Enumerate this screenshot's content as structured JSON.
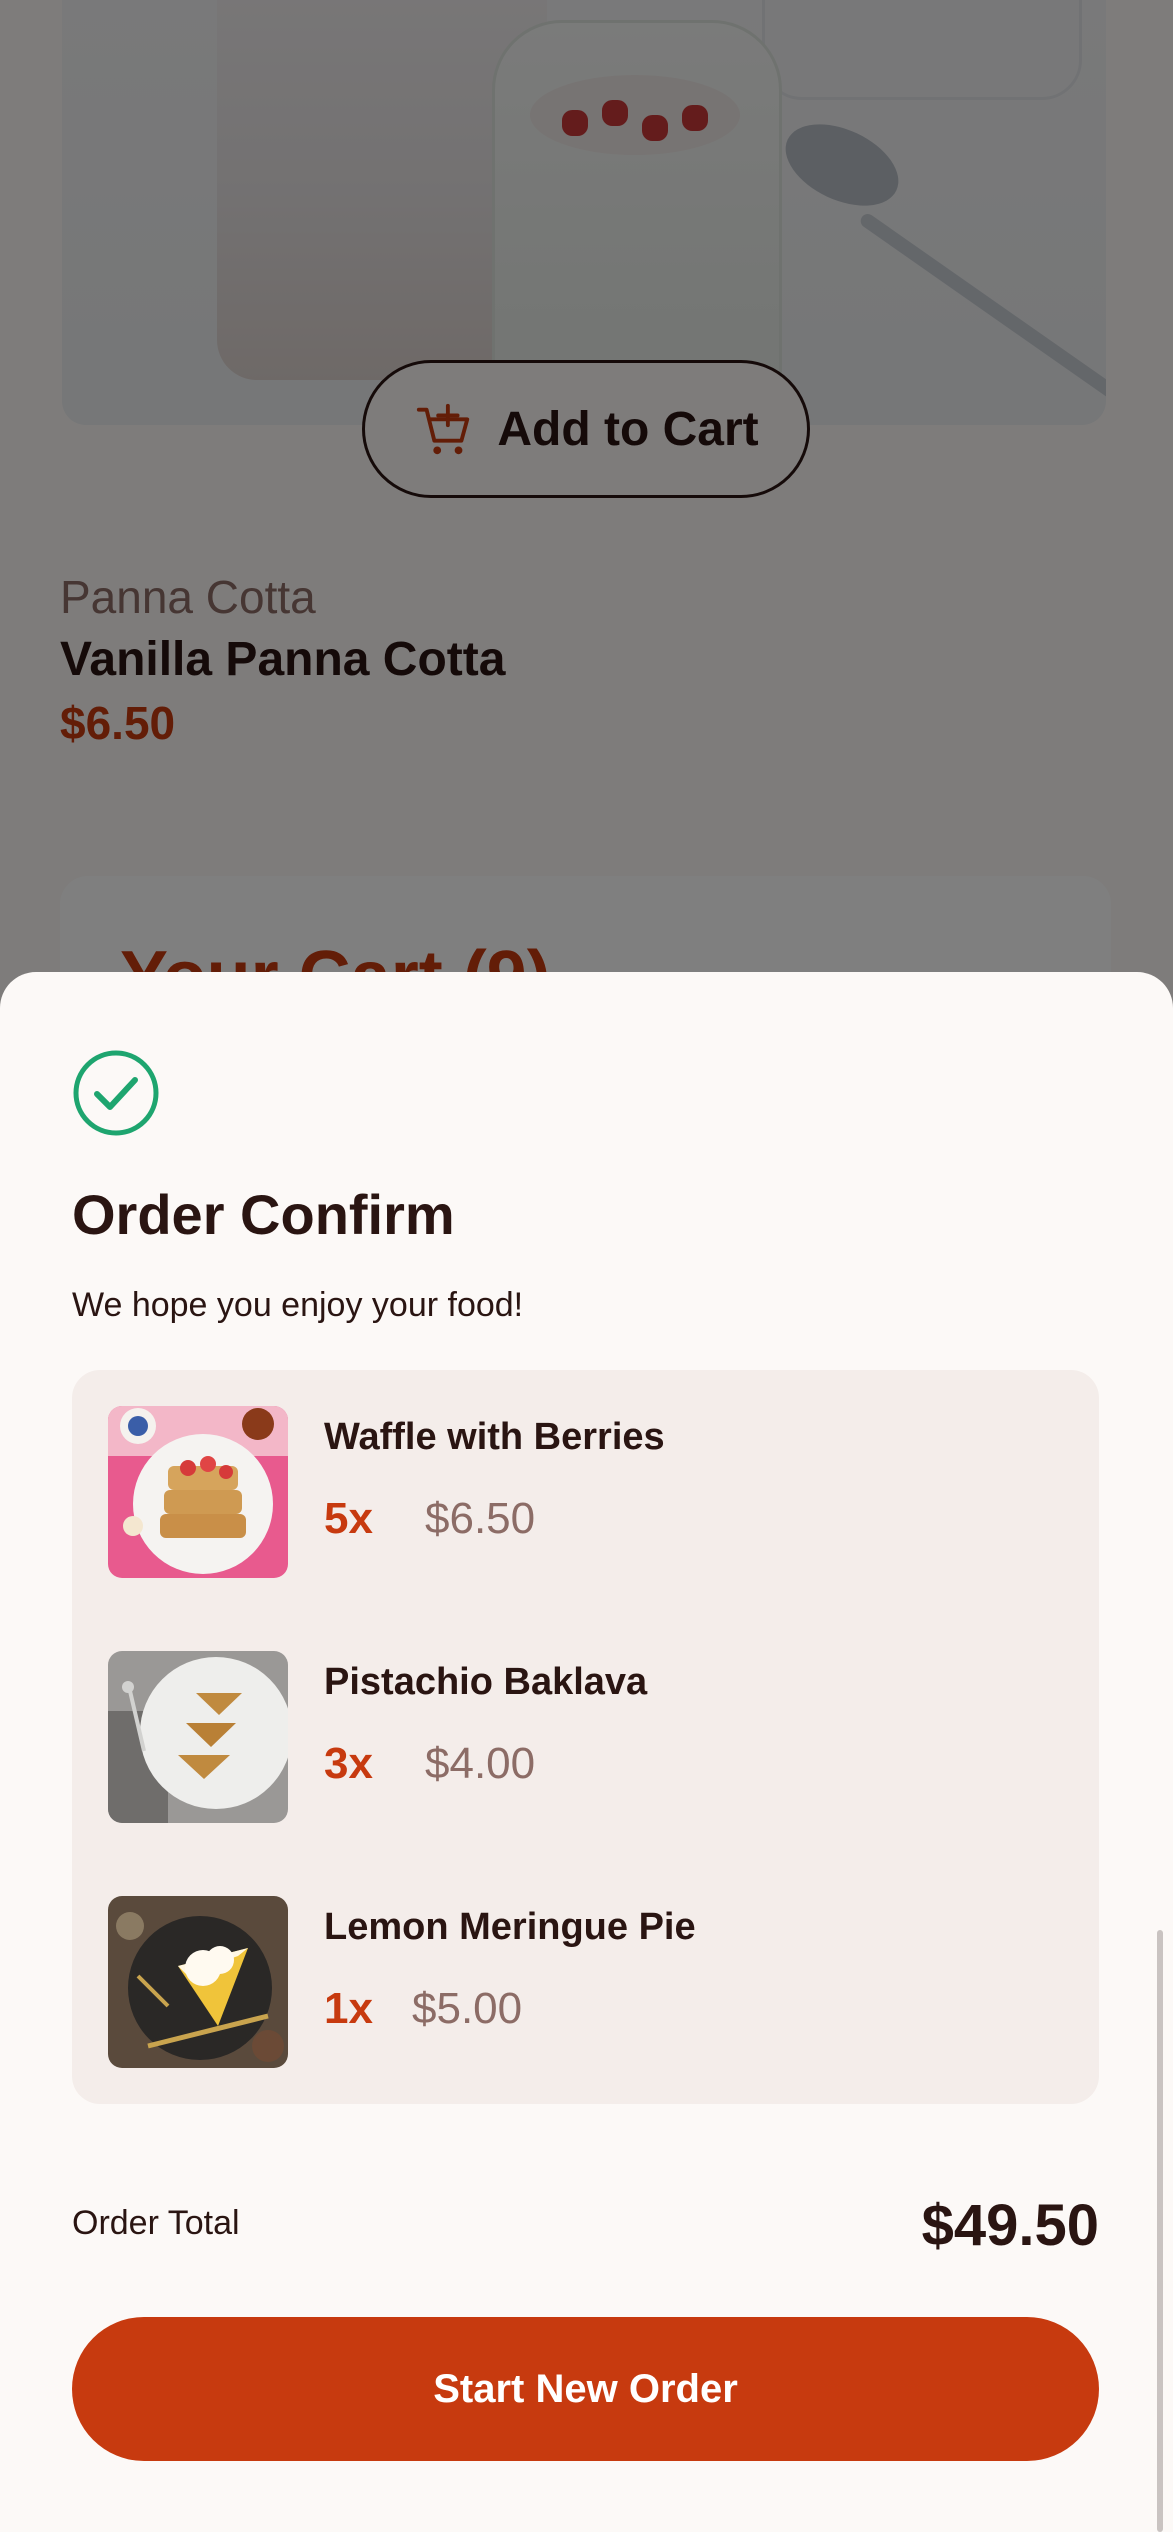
{
  "product": {
    "add_to_cart_label": "Add to Cart",
    "category": "Panna Cotta",
    "name": "Vanilla Panna Cotta",
    "price": "$6.50"
  },
  "cart": {
    "title": "Your Cart (9)"
  },
  "modal": {
    "title": "Order Confirm",
    "subtitle": "We hope you enjoy your food!",
    "items": [
      {
        "name": "Waffle with Berries",
        "quantity": "5x",
        "price": "$6.50"
      },
      {
        "name": "Pistachio Baklava",
        "quantity": "3x",
        "price": "$4.00"
      },
      {
        "name": "Lemon Meringue Pie",
        "quantity": "1x",
        "price": "$5.00"
      }
    ],
    "total_label": "Order Total",
    "total_value": "$49.50",
    "start_new_order_label": "Start New Order"
  },
  "icons": {
    "cart": "add-to-cart-icon",
    "confirm": "check-circle-icon"
  },
  "colors": {
    "accent": "#c73a0f",
    "text_dark": "#2a1512",
    "text_muted": "#8c6c66",
    "success": "#1ea56f",
    "sheet_bg": "#fcf9f7",
    "items_bg": "#f4edea"
  }
}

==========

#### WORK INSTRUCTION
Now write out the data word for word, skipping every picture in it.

#### RESPONSE
Enumerate this screenshot's content as structured JSON.
{
  "product": {
    "add_to_cart_label": "Add to Cart",
    "category": "Panna Cotta",
    "name": "Vanilla Panna Cotta",
    "price": "$6.50"
  },
  "cart": {
    "title": "Your Cart (9)"
  },
  "modal": {
    "title": "Order Confirm",
    "subtitle": "We hope you enjoy your food!",
    "items": [
      {
        "name": "Waffle with Berries",
        "quantity": "5x",
        "price": "$6.50"
      },
      {
        "name": "Pistachio Baklava",
        "quantity": "3x",
        "price": "$4.00"
      },
      {
        "name": "Lemon Meringue Pie",
        "quantity": "1x",
        "price": "$5.00"
      }
    ],
    "total_label": "Order Total",
    "total_value": "$49.50",
    "start_new_order_label": "Start New Order"
  },
  "icons": {
    "cart": "add-to-cart-icon",
    "confirm": "check-circle-icon"
  },
  "colors": {
    "accent": "#c73a0f",
    "text_dark": "#2a1512",
    "text_muted": "#8c6c66",
    "success": "#1ea56f",
    "sheet_bg": "#fcf9f7",
    "items_bg": "#f4edea"
  }
}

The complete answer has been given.